**Work item**
Where a picture appears, omit it; repeat everything else in the records exactly.

**Provided entries**
▬▬▬▬▬▬

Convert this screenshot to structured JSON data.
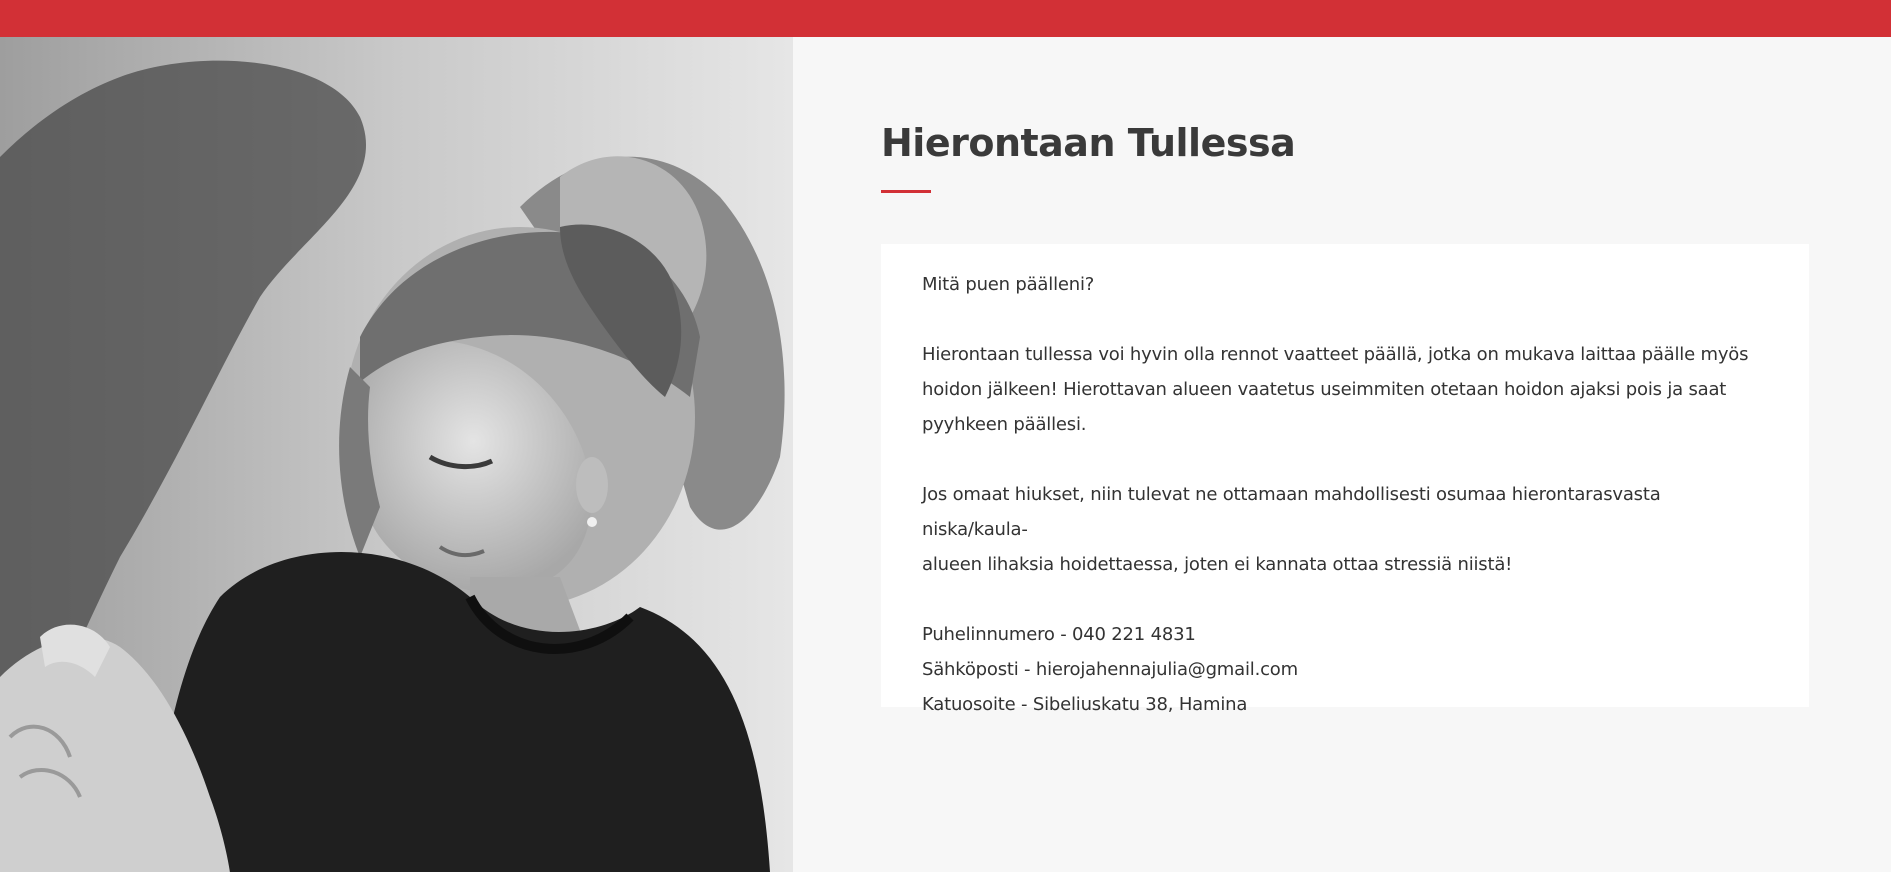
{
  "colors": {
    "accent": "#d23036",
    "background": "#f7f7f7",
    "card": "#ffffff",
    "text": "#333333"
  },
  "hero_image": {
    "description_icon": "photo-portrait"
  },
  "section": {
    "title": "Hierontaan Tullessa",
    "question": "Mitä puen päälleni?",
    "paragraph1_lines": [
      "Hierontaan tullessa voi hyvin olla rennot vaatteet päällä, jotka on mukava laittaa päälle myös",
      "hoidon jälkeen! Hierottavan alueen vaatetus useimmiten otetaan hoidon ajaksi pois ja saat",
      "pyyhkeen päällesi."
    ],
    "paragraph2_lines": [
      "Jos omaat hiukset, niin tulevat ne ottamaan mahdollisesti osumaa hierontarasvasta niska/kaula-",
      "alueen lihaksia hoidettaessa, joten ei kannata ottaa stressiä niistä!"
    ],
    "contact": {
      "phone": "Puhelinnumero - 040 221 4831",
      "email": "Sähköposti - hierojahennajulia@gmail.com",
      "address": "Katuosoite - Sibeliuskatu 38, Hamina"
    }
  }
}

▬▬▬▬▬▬

**Written reply**
Convert this screenshot to structured JSON data.
{
  "colors": {
    "accent": "#d23036",
    "background": "#f7f7f7",
    "card": "#ffffff",
    "text": "#333333"
  },
  "hero_image": {
    "description_icon": "photo-portrait"
  },
  "section": {
    "title": "Hierontaan Tullessa",
    "question": "Mitä puen päälleni?",
    "paragraph1_lines": [
      "Hierontaan tullessa voi hyvin olla rennot vaatteet päällä, jotka on mukava laittaa päälle myös",
      "hoidon jälkeen! Hierottavan alueen vaatetus useimmiten otetaan hoidon ajaksi pois ja saat",
      "pyyhkeen päällesi."
    ],
    "paragraph2_lines": [
      "Jos omaat hiukset, niin tulevat ne ottamaan mahdollisesti osumaa hierontarasvasta niska/kaula-",
      "alueen lihaksia hoidettaessa, joten ei kannata ottaa stressiä niistä!"
    ],
    "contact": {
      "phone": "Puhelinnumero - 040 221 4831",
      "email": "Sähköposti - hierojahennajulia@gmail.com",
      "address": "Katuosoite - Sibeliuskatu 38, Hamina"
    }
  }
}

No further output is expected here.